Available records.
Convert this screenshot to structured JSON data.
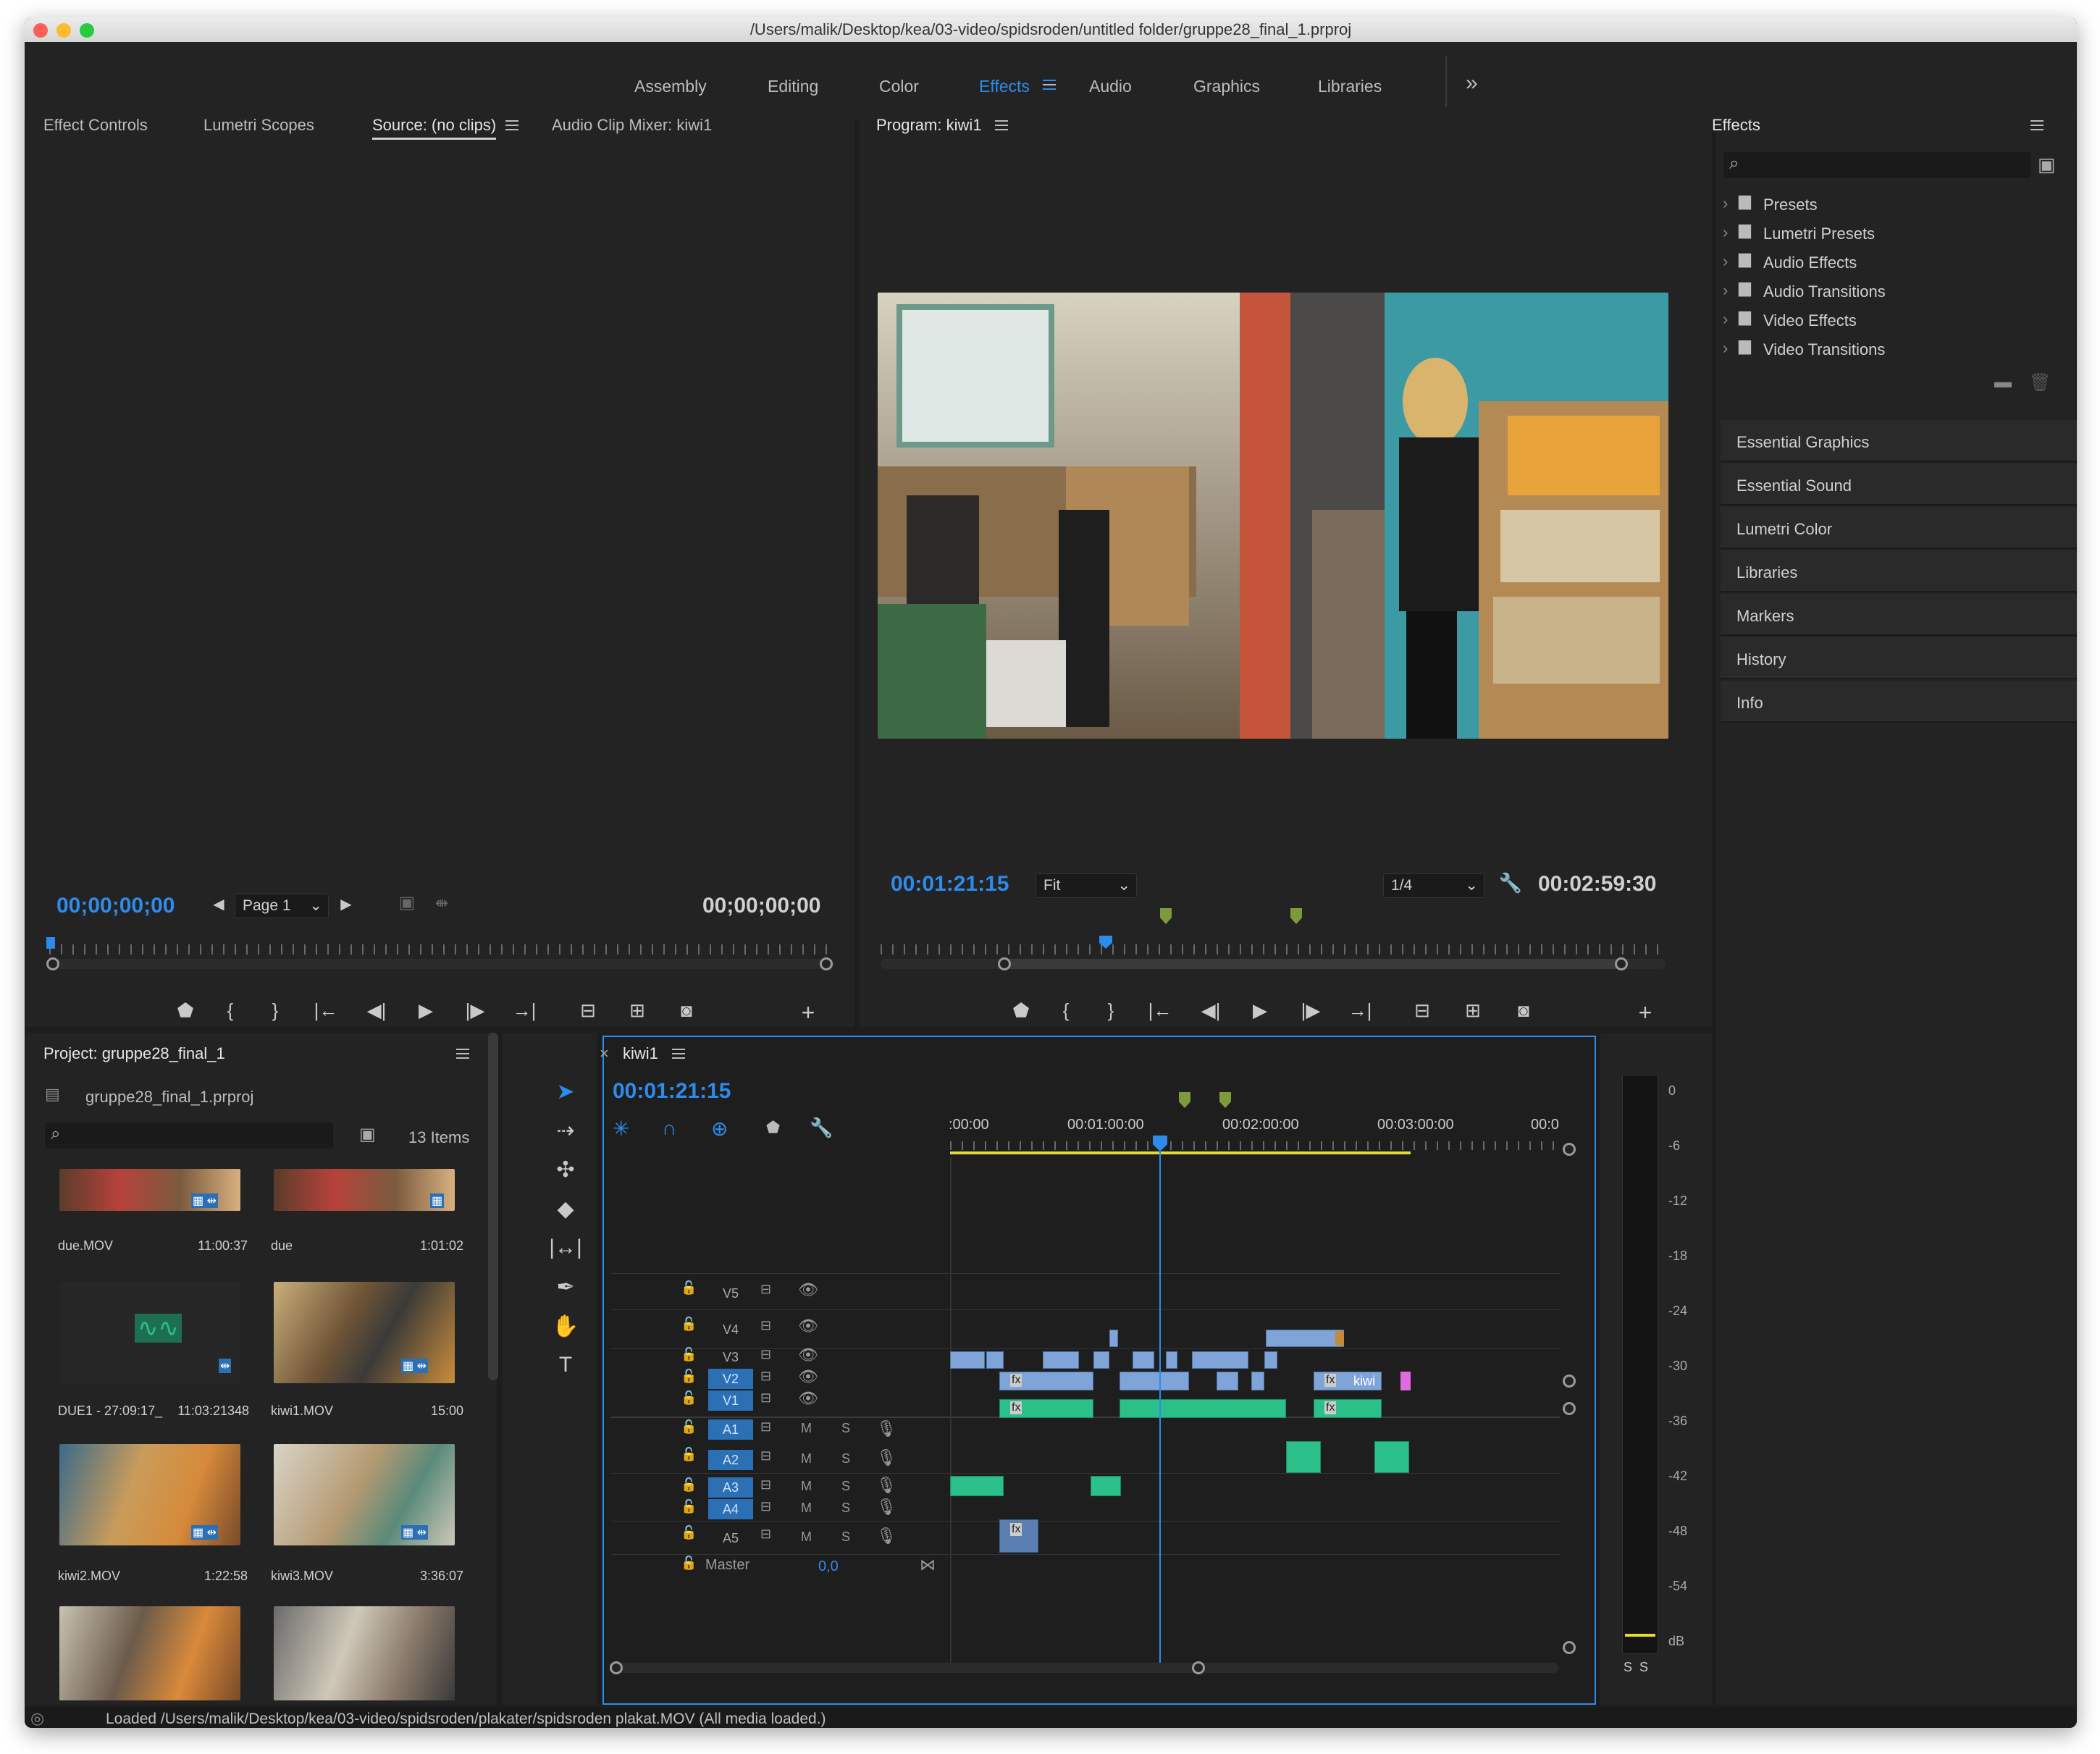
{
  "window": {
    "title": "/Users/malik/Desktop/kea/03-video/spidsroden/untitled folder/gruppe28_final_1.prproj"
  },
  "workspaces": {
    "items": [
      "Assembly",
      "Editing",
      "Color",
      "Effects",
      "Audio",
      "Graphics",
      "Libraries"
    ],
    "active": "Effects",
    "overflow": "»"
  },
  "source_panel": {
    "tabs": [
      "Effect Controls",
      "Lumetri Scopes",
      "Source: (no clips)",
      "Audio Clip Mixer: kiwi1"
    ],
    "timecode_in": "00;00;00;00",
    "timecode_out": "00;00;00;00",
    "page_select": "Page 1"
  },
  "program_panel": {
    "title": "Program: kiwi1",
    "timecode": "00:01:21:15",
    "fit": "Fit",
    "resolution": "1/4",
    "duration": "00:02:59:30"
  },
  "effects_panel": {
    "title": "Effects",
    "search_placeholder": "",
    "folders": [
      "Presets",
      "Lumetri Presets",
      "Audio Effects",
      "Audio Transitions",
      "Video Effects",
      "Video Transitions"
    ]
  },
  "side_panels": [
    "Essential Graphics",
    "Essential Sound",
    "Lumetri Color",
    "Libraries",
    "Markers",
    "History",
    "Info"
  ],
  "project_panel": {
    "title": "Project: gruppe28_final_1",
    "file": "gruppe28_final_1.prproj",
    "item_count": "13 Items",
    "items": [
      {
        "name": "due.MOV",
        "duration": "11:00:37"
      },
      {
        "name": "due",
        "duration": "1:01:02"
      },
      {
        "name": "DUE1 - 27:09:17_",
        "duration": "11:03:21348"
      },
      {
        "name": "kiwi1.MOV",
        "duration": "15:00"
      },
      {
        "name": "kiwi2.MOV",
        "duration": "1:22:58"
      },
      {
        "name": "kiwi3.MOV",
        "duration": "3:36:07"
      }
    ]
  },
  "timeline": {
    "sequence": "kiwi1",
    "timecode": "00:01:21:15",
    "ruler_labels": [
      ":00:00",
      "00:01:00:00",
      "00:02:00:00",
      "00:03:00:00",
      "00:0"
    ],
    "video_tracks": [
      "V5",
      "V4",
      "V3",
      "V2",
      "V1"
    ],
    "audio_tracks": [
      "A1",
      "A2",
      "A3",
      "A4",
      "A5"
    ],
    "track_m": "M",
    "track_s": "S",
    "master_label": "Master",
    "master_value": "0,0",
    "clip_label": "kiwi",
    "fx": "fx"
  },
  "meter": {
    "labels": [
      "0",
      "-6",
      "-12",
      "-18",
      "-24",
      "-30",
      "-36",
      "-42",
      "-48",
      "-54",
      "dB"
    ],
    "solo": "S  S"
  },
  "status": {
    "text": "Loaded /Users/malik/Desktop/kea/03-video/spidsroden/plakater/spidsroden plakat.MOV (All media loaded.)"
  },
  "colors": {
    "accent": "#2d8ceb",
    "panel": "#232323",
    "video_clip": "#7ea4d8",
    "audio_clip": "#2bbf8a"
  }
}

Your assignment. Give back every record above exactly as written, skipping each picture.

Problem solution.
Convert this screenshot to structured JSON data.
{
  "window": {
    "title": "/Users/malik/Desktop/kea/03-video/spidsroden/untitled folder/gruppe28_final_1.prproj"
  },
  "workspaces": {
    "items": [
      "Assembly",
      "Editing",
      "Color",
      "Effects",
      "Audio",
      "Graphics",
      "Libraries"
    ],
    "active": "Effects",
    "overflow": "»"
  },
  "source_panel": {
    "tabs": [
      "Effect Controls",
      "Lumetri Scopes",
      "Source: (no clips)",
      "Audio Clip Mixer: kiwi1"
    ],
    "timecode_in": "00;00;00;00",
    "timecode_out": "00;00;00;00",
    "page_select": "Page 1"
  },
  "program_panel": {
    "title": "Program: kiwi1",
    "timecode": "00:01:21:15",
    "fit": "Fit",
    "resolution": "1/4",
    "duration": "00:02:59:30"
  },
  "effects_panel": {
    "title": "Effects",
    "search_placeholder": "",
    "folders": [
      "Presets",
      "Lumetri Presets",
      "Audio Effects",
      "Audio Transitions",
      "Video Effects",
      "Video Transitions"
    ]
  },
  "side_panels": [
    "Essential Graphics",
    "Essential Sound",
    "Lumetri Color",
    "Libraries",
    "Markers",
    "History",
    "Info"
  ],
  "project_panel": {
    "title": "Project: gruppe28_final_1",
    "file": "gruppe28_final_1.prproj",
    "item_count": "13 Items",
    "items": [
      {
        "name": "due.MOV",
        "duration": "11:00:37"
      },
      {
        "name": "due",
        "duration": "1:01:02"
      },
      {
        "name": "DUE1 - 27:09:17_",
        "duration": "11:03:21348"
      },
      {
        "name": "kiwi1.MOV",
        "duration": "15:00"
      },
      {
        "name": "kiwi2.MOV",
        "duration": "1:22:58"
      },
      {
        "name": "kiwi3.MOV",
        "duration": "3:36:07"
      }
    ]
  },
  "timeline": {
    "sequence": "kiwi1",
    "timecode": "00:01:21:15",
    "ruler_labels": [
      ":00:00",
      "00:01:00:00",
      "00:02:00:00",
      "00:03:00:00",
      "00:0"
    ],
    "video_tracks": [
      "V5",
      "V4",
      "V3",
      "V2",
      "V1"
    ],
    "audio_tracks": [
      "A1",
      "A2",
      "A3",
      "A4",
      "A5"
    ],
    "track_m": "M",
    "track_s": "S",
    "master_label": "Master",
    "master_value": "0,0",
    "clip_label": "kiwi",
    "fx": "fx"
  },
  "meter": {
    "labels": [
      "0",
      "-6",
      "-12",
      "-18",
      "-24",
      "-30",
      "-36",
      "-42",
      "-48",
      "-54",
      "dB"
    ],
    "solo": "S  S"
  },
  "status": {
    "text": "Loaded /Users/malik/Desktop/kea/03-video/spidsroden/plakater/spidsroden plakat.MOV (All media loaded.)"
  },
  "colors": {
    "accent": "#2d8ceb",
    "panel": "#232323",
    "video_clip": "#7ea4d8",
    "audio_clip": "#2bbf8a"
  }
}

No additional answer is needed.